Lottery Taxes


Lotteries are games of chance where people select a number to win a prize. Some governments outlaw lotteries while others endorse them, organize state and national lotteries, and regulate them. While lottery games can be a source of enjoyment, they can also be an unintended hidden tax. Here are some of the facts about lotteries.

Lotteries are a form of gambling

Lotteries are a common form of gambling and are considered to be harmless by most people. As a result, they are widely accepted and have a high social acceptability. Lotteries also have a low addictive potential, because the large waiting time prevents the brain from activating the reward systems.

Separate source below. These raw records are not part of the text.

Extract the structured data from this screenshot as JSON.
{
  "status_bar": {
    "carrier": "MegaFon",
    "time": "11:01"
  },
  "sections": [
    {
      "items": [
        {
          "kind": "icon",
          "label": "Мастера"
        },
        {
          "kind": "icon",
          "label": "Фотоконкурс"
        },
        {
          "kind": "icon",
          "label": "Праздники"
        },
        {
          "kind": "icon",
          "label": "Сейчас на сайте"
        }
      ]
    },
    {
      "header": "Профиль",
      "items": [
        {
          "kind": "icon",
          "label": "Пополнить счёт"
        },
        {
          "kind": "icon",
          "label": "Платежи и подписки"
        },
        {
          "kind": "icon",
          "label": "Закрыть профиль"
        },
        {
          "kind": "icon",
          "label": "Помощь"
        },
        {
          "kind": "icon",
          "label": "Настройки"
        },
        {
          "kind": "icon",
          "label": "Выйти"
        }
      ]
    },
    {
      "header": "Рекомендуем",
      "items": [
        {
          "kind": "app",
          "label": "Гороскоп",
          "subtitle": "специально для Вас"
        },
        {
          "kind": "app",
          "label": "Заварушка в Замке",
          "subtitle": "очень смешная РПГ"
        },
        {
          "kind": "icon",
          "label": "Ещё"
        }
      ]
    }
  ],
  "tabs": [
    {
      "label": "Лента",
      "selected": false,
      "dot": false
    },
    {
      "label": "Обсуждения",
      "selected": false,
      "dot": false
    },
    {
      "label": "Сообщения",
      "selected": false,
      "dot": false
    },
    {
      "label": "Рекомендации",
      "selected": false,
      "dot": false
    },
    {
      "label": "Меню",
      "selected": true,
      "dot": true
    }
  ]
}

They are a game of chance

Lotteries are a game of chance that is often referred to as a “game of luck.” The odds of winning a lottery draw depend on chance, just like winning tennis matches. The more people who play, the lower the odds become. But this does not mean that lottery play is completely without risk.

They are a form of hidden tax

Some people argue that lotteries are a form of hidden tax because they allow the government to collect more money than lottery players spend. Others argue that a good tax policy doesn’t favor one good over another and should not distort consumer behavior. However, in general, many people are happy to participate in the lottery without thinking of it as a hidden tax.

They are popular

Lotteries are extremely popular around the world, with almost every country having a national lottery. They’re also cheap to enter and don’t require any skill or knowledge, so anyone can play. They’re also far more accessible than sports betting, which requires a lot more knowledge to win a prize. Lotteries have been around for a long time, and the first known lottery was held in China in 205 BC. The Han Dynasty used the proceeds from the lottery to fund the Great Wall of China.

They can be a source of scams

Scammers use several different tactics to steal your money. Some are social engineering techniques, while others are direct attempts to get sensitive information from you. Many phishing scams will send ‘dire warnings’ – messages that threaten terrible consequences if you don’t respond to them – and may ask for sensitive information, such as your credit card number.